Skuna Salmon will be on the private catering menu for players, staff, VIPs, and sponsors, and will be offered through concessions and other food outlets at the tournament which began Aug. 27 and ends Sept. 9 in Flushing Meadows, NY.
“It’s incredibly exciting for us,” said Dave Mergle, director of Skuna Bay Salmon, from his home base in Coquitlam.
“The US Open is almost the pinnacle in terms of customer experience. They only select the best products for their guests over the two week period. For us to be chosen as the exclusive salmon is pretty thrilling for sure.”
But it almost didn’t happen.
Skuna Salmon, which has been gradually expanding across North America, arrived in New York City in June.
Mergle had the opportunity to meet with a top chef in the city, Ed Brown, who also happened to be a menu consultant to the US Open.
“We showed him the fish and he really loved it,” Mergle said.
“At that point they had already printed the menus for the Open but he was so impressed that he was intent on getting the Skuna Bay Salmon at the Open.

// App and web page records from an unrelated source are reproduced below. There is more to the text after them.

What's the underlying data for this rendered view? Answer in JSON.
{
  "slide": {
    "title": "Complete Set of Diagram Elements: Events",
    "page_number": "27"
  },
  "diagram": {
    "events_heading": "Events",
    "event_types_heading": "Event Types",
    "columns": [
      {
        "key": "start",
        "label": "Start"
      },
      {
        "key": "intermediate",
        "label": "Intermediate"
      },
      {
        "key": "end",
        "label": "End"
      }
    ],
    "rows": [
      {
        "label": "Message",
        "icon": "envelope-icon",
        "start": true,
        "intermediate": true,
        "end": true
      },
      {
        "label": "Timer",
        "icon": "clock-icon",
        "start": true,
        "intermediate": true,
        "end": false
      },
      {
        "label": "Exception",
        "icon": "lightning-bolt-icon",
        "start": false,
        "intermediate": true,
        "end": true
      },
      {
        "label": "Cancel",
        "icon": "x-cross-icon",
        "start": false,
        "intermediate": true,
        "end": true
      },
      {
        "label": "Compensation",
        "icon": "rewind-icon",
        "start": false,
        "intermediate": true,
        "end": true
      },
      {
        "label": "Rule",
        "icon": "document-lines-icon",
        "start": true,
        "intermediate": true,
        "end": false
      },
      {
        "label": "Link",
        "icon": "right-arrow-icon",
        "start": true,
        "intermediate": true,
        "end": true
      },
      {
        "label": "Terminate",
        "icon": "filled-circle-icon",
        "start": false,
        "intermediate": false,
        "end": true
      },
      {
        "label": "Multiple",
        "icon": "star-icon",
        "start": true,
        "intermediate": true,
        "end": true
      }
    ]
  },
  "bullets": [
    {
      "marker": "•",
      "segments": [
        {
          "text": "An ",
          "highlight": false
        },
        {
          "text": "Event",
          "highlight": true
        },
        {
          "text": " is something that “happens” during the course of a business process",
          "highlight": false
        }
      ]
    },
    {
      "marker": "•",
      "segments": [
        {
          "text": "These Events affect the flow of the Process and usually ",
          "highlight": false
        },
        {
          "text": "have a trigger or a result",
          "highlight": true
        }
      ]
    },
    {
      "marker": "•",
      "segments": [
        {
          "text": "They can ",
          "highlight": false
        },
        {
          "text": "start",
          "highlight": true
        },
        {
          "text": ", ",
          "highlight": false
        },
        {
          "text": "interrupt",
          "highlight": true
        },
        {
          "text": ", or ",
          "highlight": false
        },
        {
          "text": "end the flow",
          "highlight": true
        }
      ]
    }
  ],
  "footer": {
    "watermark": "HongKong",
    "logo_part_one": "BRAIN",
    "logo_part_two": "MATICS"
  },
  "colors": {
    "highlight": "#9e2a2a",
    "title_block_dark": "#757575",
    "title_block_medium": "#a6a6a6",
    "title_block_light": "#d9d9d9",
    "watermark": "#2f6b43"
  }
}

They actually re-printed all the menus so all the salmon that’s served is exclusively from Vancouver Island.”
Brown said the special way in which Skuna Salmon is packed and shipped caught his eye.
“Skuna Bay provides consistently high standards for great salmon and after visiting the farms personally and observing how their salmon are craft raised with
every detail considered before being sent to us in New York, I can see why they are able to achieve such consistently great quality,” Brown said. “We are proud to be serving Skuna Bay Salmon at this year’s US Open.”
It’s attention to the details that sets Skuna Bay Salmon apart.
“We always harvest in small batches and we only have six people trained to select the fish, which have to meet a certain criteria,” Mergle said. “Then we hand clean each salmon and remove every innard possible.”
The salmon are then submerged in a sea-water bath to give the fish a nice sheen. Then the salmon are bellied-iced and packaged. The name of the farmer who selected the fish is stickered on the box, giving it the seal of approval. Mergle said after the fish are shipped, the only person that touches the fish is the chef that will be preparing it.